Once you have a better understanding of the current position of your business, your market and your objectives, you can now create your marketing action plan, allocating detailed budgets, responsibilities, targets and deadlines. 

Include a calendar that prompts you to contact each customer regularly.

  • Most businesses need to do this at least once every 90 days to maintain front-of-mind awareness. This excludes the actual sales process and routine communication.
  • Keep asking your customers for feedback on your performance and on any new developments in the marketplace – including their own news.
  • Ask them for ideas to improve your products and your customer service.

Focus on being visible to your key prospects

  • With your best customers (and potential customers), you might want regular contact via email, phone or in person.
  • Keep in touch with all of your customers via email marketing.

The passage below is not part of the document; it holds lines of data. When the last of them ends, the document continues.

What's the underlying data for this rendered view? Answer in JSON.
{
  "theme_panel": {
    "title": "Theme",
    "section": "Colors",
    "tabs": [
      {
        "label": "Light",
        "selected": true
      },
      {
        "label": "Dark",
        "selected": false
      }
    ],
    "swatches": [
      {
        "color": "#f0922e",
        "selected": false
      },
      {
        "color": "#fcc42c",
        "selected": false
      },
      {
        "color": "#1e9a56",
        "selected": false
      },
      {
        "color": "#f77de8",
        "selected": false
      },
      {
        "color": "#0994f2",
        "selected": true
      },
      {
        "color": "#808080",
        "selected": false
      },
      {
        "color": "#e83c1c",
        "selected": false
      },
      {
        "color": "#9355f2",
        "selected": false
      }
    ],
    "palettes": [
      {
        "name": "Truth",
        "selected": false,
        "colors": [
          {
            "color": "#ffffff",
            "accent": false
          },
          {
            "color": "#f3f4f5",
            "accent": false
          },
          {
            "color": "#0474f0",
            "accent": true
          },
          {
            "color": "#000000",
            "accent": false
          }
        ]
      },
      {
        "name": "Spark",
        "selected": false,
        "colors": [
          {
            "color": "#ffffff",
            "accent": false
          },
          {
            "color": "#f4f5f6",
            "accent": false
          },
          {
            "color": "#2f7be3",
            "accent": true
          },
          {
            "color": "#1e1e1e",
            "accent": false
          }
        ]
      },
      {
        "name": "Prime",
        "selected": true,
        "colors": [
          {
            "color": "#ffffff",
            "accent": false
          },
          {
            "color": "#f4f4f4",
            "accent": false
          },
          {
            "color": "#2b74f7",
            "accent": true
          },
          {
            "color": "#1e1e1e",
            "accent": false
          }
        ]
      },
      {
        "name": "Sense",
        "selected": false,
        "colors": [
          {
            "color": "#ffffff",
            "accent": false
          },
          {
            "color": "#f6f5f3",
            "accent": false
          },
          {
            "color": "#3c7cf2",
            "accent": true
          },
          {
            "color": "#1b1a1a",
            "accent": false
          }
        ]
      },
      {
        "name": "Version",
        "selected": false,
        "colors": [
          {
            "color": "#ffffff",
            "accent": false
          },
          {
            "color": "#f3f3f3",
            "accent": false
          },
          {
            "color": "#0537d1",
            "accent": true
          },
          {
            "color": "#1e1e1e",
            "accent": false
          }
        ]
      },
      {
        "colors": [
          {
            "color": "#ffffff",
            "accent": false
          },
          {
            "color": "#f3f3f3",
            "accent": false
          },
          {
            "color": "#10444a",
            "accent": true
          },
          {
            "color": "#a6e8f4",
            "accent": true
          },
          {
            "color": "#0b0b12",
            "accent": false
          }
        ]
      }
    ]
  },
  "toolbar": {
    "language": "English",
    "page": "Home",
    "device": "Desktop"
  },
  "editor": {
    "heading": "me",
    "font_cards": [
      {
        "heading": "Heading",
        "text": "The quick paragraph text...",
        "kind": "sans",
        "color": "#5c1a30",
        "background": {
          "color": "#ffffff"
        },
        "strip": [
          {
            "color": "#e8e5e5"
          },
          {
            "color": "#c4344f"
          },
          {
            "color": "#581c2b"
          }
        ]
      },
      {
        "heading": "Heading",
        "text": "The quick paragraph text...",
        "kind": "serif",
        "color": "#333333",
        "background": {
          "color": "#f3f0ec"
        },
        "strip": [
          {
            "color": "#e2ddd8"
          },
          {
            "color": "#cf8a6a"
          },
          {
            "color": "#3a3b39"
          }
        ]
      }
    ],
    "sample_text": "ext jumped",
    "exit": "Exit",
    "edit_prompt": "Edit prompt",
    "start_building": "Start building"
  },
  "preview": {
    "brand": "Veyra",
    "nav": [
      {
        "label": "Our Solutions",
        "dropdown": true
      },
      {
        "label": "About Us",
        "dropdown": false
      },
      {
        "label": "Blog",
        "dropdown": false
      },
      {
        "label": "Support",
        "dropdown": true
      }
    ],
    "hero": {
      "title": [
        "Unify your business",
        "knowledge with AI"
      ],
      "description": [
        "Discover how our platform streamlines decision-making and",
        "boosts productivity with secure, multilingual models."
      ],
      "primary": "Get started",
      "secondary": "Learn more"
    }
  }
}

Get to know the purchasing cycles of your customers

  • For example, customers whose new budgets start in April may plan the budget the previous October, so you would need to approach them before then.

Plan your promotions for the year

  • For example, which communications and campaigns will you target to which market segments? Who is responsible for implementation, including the fulfilment and measuring the results against your budget?